Back in the old days, this is what was called a casus belli — a cause for war:
Nearly 200 U.S. troops have been killed and nearly 1,000 injured by Iranian-made explosives in Iraq, according to new disclosures from a partially declassified report conducted by U.S. Central Command and described by sources to the Washington Free Beacon.
The number of U.S. deaths resulting from Iranian terrorism were revealed for the first time on Wednesday by Sen. Ted Cruz (R., Texas) during a hearing focusing on the Obama administration’s failure to prosecute terrorists directly responsible for the deaths of Americans.
At least 196 U.S. service members fighting in Iraq were killed directly as a result of Iranian-made explosively formed penetrators, or EFPs, according to Cruz and congressional sources familiar with Centcom’s mostly classified report.
The deaths took place between 2003 and 2011. The Iranian explosive devices wounded another 861 U.S. soldiers, and a total of 1,534 attacks were carried out on U.S. military members over this period, according to sources familiar with the report, which was provided to Cruz’s office.
The devices bore the signs of the Iranian “Quds Force,” their external terrorist/special operations group within the Iranian Revolutionary Guard Corps. And, though not mentioned in the article, similar attacks took place in western Afghanistan, in regions near the Iranian border. The Iranian government was killing and maiming our soldiers.
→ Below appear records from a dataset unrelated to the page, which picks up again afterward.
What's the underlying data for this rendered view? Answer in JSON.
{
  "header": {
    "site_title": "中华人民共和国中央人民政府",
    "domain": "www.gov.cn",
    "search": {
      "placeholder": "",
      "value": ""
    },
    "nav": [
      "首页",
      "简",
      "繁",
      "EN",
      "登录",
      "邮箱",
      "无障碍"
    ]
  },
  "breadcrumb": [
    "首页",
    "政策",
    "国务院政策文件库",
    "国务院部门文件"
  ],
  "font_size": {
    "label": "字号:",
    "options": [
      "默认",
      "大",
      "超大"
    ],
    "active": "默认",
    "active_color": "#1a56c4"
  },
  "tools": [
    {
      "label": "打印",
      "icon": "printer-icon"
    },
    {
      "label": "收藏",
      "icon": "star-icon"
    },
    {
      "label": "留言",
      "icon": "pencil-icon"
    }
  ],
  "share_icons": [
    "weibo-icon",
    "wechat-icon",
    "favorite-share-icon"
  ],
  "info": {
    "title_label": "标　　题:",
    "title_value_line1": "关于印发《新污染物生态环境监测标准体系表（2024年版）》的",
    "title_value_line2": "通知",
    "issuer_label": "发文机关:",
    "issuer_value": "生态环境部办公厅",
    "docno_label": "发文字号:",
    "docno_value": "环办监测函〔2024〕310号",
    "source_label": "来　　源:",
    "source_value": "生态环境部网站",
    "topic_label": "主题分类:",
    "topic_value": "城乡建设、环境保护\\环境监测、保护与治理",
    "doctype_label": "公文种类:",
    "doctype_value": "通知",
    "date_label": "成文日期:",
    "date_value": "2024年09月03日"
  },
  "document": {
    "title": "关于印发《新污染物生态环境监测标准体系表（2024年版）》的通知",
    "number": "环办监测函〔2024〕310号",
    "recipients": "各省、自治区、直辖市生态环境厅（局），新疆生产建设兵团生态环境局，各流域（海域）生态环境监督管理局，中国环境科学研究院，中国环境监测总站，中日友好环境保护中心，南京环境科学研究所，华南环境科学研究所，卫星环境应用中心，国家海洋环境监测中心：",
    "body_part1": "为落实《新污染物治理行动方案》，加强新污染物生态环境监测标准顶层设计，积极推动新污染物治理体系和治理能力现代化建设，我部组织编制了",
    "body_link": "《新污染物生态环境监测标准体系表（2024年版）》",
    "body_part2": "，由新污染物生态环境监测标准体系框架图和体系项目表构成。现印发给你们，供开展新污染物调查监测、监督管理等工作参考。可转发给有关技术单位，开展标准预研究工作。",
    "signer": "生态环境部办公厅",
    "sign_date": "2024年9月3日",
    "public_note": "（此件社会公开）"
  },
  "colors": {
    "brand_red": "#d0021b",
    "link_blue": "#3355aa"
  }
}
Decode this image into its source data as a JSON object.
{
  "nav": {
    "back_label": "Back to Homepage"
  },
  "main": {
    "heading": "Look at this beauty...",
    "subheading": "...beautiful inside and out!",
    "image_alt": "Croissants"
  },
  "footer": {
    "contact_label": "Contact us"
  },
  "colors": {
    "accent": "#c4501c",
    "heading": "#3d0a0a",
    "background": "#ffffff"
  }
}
I call that an act of war.
Note that this is a failing of both the Bush II and Obama administrations: Iran (and Syria, for their support of jihadist rebels) was never properly punished for its actions. This is a region of the world wherein strength and brutality is respected: the failure to hurt Iran for its attacks on our forces only invited further aggression.
Think I’m misreading things? A 2007 National Intelligence Estimate noted that Iran has seriously slowed or even halted its nuclear program after we invaded and liberated Iraq. The Iranians were afraid we’d do something similar to them, so they tucked their tails between their legs and laid low. This is not a brave regime. But, once they realized we weren’t going to do much to really punish them, they began and continued their attacks through 2011.
I’m not saying we should declare war on Iran and invade, though the ill-advised restraint of George W. Bush and President Obama’s incompetence have made eventual war more likely, not less. The American public isn’t ready for such an undertaking, and the military needs a lot of rebuilding.
But, at the same time, the Middle East isn’t going away, and our necessary involvement there isn’t over. Potential foes have to know they will pay a high price for attacking us: we must fight back. A response doesn’t even have to be military. In fact, it’s too late now to do anything like direct retaliation.
However, the Iranian regime is afraid to death of its own people, so why not (finally) start giving substantial political support to the opposition? Make the mullahs fear for their own necks, rather than going after ours.
If we don’t show them we’re not bin Laden’s “weak horse,” they’ll only do it again.